It seems anyone can have an Irish pub nowadays.
Slap a clover on your front door, keep bottles of Jameson and Baileys in stock and put House of Pain on the jukebox and instantly you have a recipe for an Irish tradition as genuine as wearing green on St. Patrick's Day.
Once you get past the 99-cent store versions of an Irish pub, there are some operators that have gone to great lengths to achieve a traditional pub atmosphere even commissioning Irish companies to build pubs in the Emerald Isle, break them down, ship them stateside and reassemble them.
But nothing says Irish pub quite like Rí Rá. Rather than creating an all-new pub, relics from old Ireland pubs and other outposts were salvaged, restored and retrofitted to become a standing testament to Irish tradition inside Mandalay Bay.
Separating Rí Rá from the indoor mall it's located in is the classic dark wood entryway you can find at many pubs. Deceptively large, Rí Rá is composed of five sections each with their own different pub theme.
Upon entering, the first room looks like a cross between a long frequented pub and the pantry at your grandmother's house. The checkered tile floors give way to an old-fashioned bar, complete with knots in the wood and fine detailing -- a characteristic lost in many modern bars.
Behind the bar sits bottles of spirits neatly lined up while 85 bottles of beer rest on the top shelves throughout the bar. Rí Rá also has 17 different beers on tap. Across from the bar is a number of bottles and bags of cooking ingredients.
As you delve further into the venue, you'll find a whiskey bar, a dedicated dining area in the back and another area designed to be rented out by large bachelor or birthday parties.

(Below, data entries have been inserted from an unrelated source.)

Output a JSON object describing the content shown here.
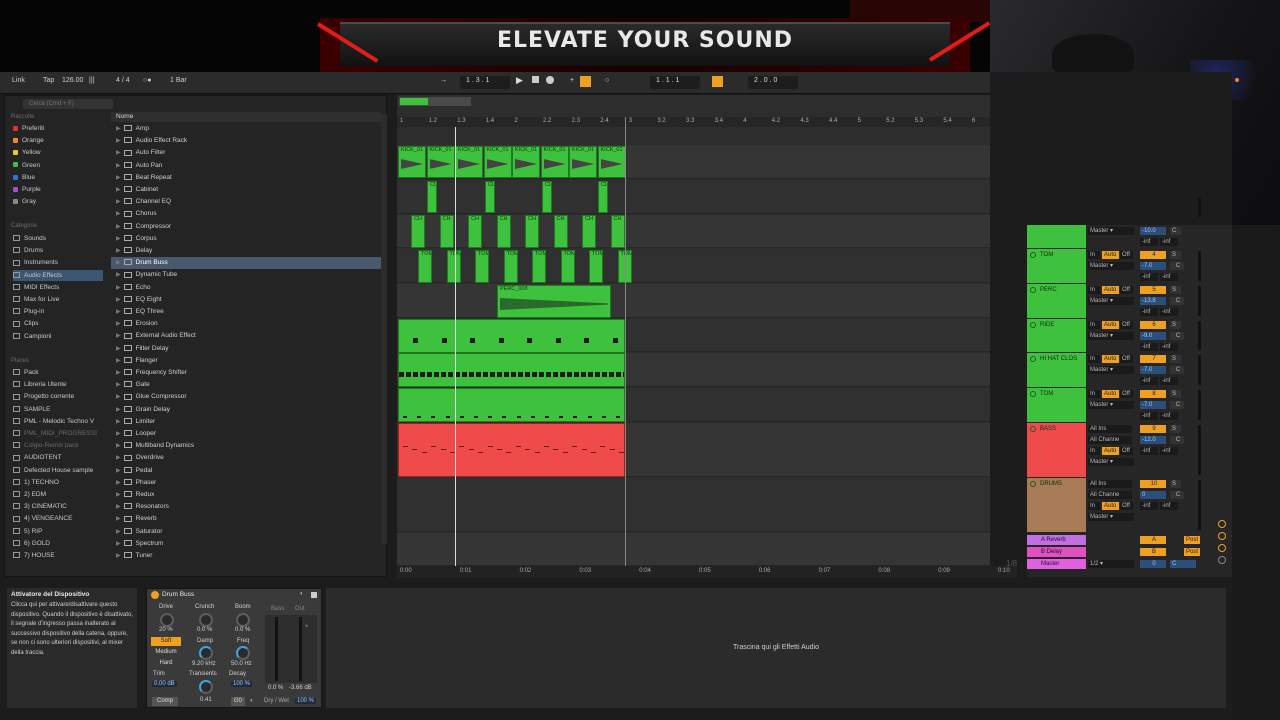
{
  "banner": {
    "title": "ELEVATE YOUR SOUND"
  },
  "transport": {
    "link": "Link",
    "tap": "Tap",
    "tempo": "126.00",
    "meter_icon": "|||",
    "signature": "4 / 4",
    "metronome": "○●",
    "quantize": "1 Bar",
    "position": "1 .   3 .   1",
    "loop_start": "1 .   1 .   1",
    "loop_length": "2 .   0 .   0"
  },
  "browser": {
    "search_placeholder": "Cerca (Cmd + F)",
    "collections_header": "Raccolte",
    "collections": [
      {
        "label": "Preferiti",
        "color": "#e03030"
      },
      {
        "label": "Orange",
        "color": "#f08a20"
      },
      {
        "label": "Yellow",
        "color": "#e8d020"
      },
      {
        "label": "Green",
        "color": "#40c040"
      },
      {
        "label": "Blue",
        "color": "#3070e0"
      },
      {
        "label": "Purple",
        "color": "#a050d0"
      },
      {
        "label": "Gray",
        "color": "#8a8a8a"
      }
    ],
    "categories_header": "Categorie",
    "categories": [
      "Sounds",
      "Drums",
      "Instruments",
      "Audio Effects",
      "MIDI Effects",
      "Max for Live",
      "Plug-in",
      "Clips",
      "Campioni"
    ],
    "places_header": "Places",
    "places": [
      "Pack",
      "Libreria Utente",
      "Progetto corrente",
      "SAMPLE",
      "PML - Melodic Techno V",
      "PML_MIDI_PROGRESSI",
      "Colgio-Remix pack",
      "AUDIOTENT",
      "Defected House sample",
      "1) TECHNO",
      "2) EDM",
      "3) CINEMATIC",
      "4) VENGEANCE",
      "5) RIP",
      "6) GOLD",
      "7) HOUSE"
    ],
    "list_header": "Nome",
    "items": [
      "Amp",
      "Audio Effect Rack",
      "Auto Filter",
      "Auto Pan",
      "Beat Repeat",
      "Cabinet",
      "Channel EQ",
      "Chorus",
      "Compressor",
      "Corpus",
      "Delay",
      "Drum Buss",
      "Dynamic Tube",
      "Echo",
      "EQ Eight",
      "EQ Three",
      "Erosion",
      "External Audio Effect",
      "Filter Delay",
      "Flanger",
      "Frequency Shifter",
      "Gate",
      "Glue Compressor",
      "Grain Delay",
      "Limiter",
      "Looper",
      "Multiband Dynamics",
      "Overdrive",
      "Pedal",
      "Phaser",
      "Redux",
      "Resonators",
      "Reverb",
      "Saturator",
      "Spectrum",
      "Tuner"
    ],
    "selected_item": "Drum Buss"
  },
  "ruler": [
    "1",
    "1.2",
    "1.3",
    "1.4",
    "2",
    "2.2",
    "2.3",
    "2.4",
    "3",
    "3.2",
    "3.3",
    "3.4",
    "4",
    "4.2",
    "4.3",
    "4.4",
    "5",
    "5.2",
    "5.3",
    "5.4",
    "6"
  ],
  "clips": {
    "kick": "KICK_01",
    "clap": "CL",
    "hat": "CH",
    "tom": "TOM",
    "perc": "PERC_008"
  },
  "timeline": [
    "0:00",
    "0:01",
    "0:02",
    "0:03",
    "0:04",
    "0:05",
    "0:06",
    "0:07",
    "0:08",
    "0:09",
    "0:10"
  ],
  "zoom_fraction": "1/8",
  "mixer": {
    "output": "Master",
    "in": "In",
    "auto": "Auto",
    "off": "Off",
    "solo": "S",
    "center": "C",
    "inf": "-inf",
    "all_ins": "All Ins",
    "all_channels": "All Channe",
    "tracks": [
      {
        "name": "",
        "num": "",
        "vol": "-10.0",
        "color": "#3ec23e"
      },
      {
        "name": "TOM",
        "num": "4",
        "vol": "-7.0",
        "color": "#3ec23e"
      },
      {
        "name": "PERC",
        "num": "5",
        "vol": "-13.8",
        "color": "#3ec23e"
      },
      {
        "name": "RIDE",
        "num": "6",
        "vol": "-9.0",
        "color": "#3ec23e"
      },
      {
        "name": "HI HAT CLOS",
        "num": "7",
        "vol": "-7.0",
        "color": "#3ec23e"
      },
      {
        "name": "TOM",
        "num": "8",
        "vol": "-7.0",
        "color": "#3ec23e"
      },
      {
        "name": "BASS",
        "num": "9",
        "vol": "-12.0",
        "color": "#ef4b4b"
      },
      {
        "name": "DRUMS",
        "num": "10",
        "vol": "0",
        "color": "#a67b55"
      }
    ],
    "returns": [
      {
        "name": "A Reverb",
        "btn": "A",
        "color": "#c070e0"
      },
      {
        "name": "B Delay",
        "btn": "B",
        "color": "#e050c0"
      },
      {
        "name": "Master",
        "btn": "0",
        "color": "#e060e0"
      }
    ],
    "post": "Post",
    "master_fraction": "1/2"
  },
  "info": {
    "title": "Attivatore del Dispositivo",
    "text": "Clicca qui per attivare/disattivare questo dispositivo. Quando il dispositivo è disattivato, il segnale d'ingresso passa inalterato al successivo dispositivo della catena, oppure, se non ci sono ulteriori dispositivi, al mixer della traccia."
  },
  "device": {
    "title": "Drum Buss",
    "drive_label": "Drive",
    "drive_val": "20 %",
    "crunch_label": "Crunch",
    "crunch_val": "0.0 %",
    "boom_label": "Boom",
    "boom_val": "0.0 %",
    "bass_label": "Bass",
    "out_label": "Out",
    "mode_soft": "Soft",
    "mode_medium": "Medium",
    "mode_hard": "Hard",
    "damp_label": "Damp",
    "damp_val": "9.20 kHz",
    "freq_label": "Freq",
    "freq_val": "50.0 Hz",
    "trim_label": "Trim",
    "trim_val": "0.00 dB",
    "transients_label": "Transients",
    "transients_val": "0.41",
    "decay_label": "Decay",
    "decay_val": "100 %",
    "bass_val": "0.0 %",
    "out_val": "-3.66 dB",
    "comp": "Comp",
    "go": "G0",
    "drywet_label": "Dry / Wet",
    "drywet_val": "100 %"
  },
  "drop_hint": "Trascina qui gli Effetti Audio"
}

The different bars throughout the venue look classic for a reason, many of them are. One is an authentic Victorian bar that was part of Foley's in West Cork, Ireland in the 1880s and is topped off by an early 20th-century etched glass window from an Irish pub.
The crown jewel of Rí Rá is the 500-pound statue of St. Patrick that sits in the middle of the second bar. Showing the wear of 150 years, the 8-foot-tall statue dates back to 1850, but still enjoys a pint of Guinness daily as evidenced by the glass in his hand.
The first Guinness Store outside of Ireland is right next door, with plenty of novelty items, pint glasses and rugby balls just in case you left yours at home.
It's like having a slice of Ireland in Las Vegas, conveniently located next to Egypt and down the street from New York.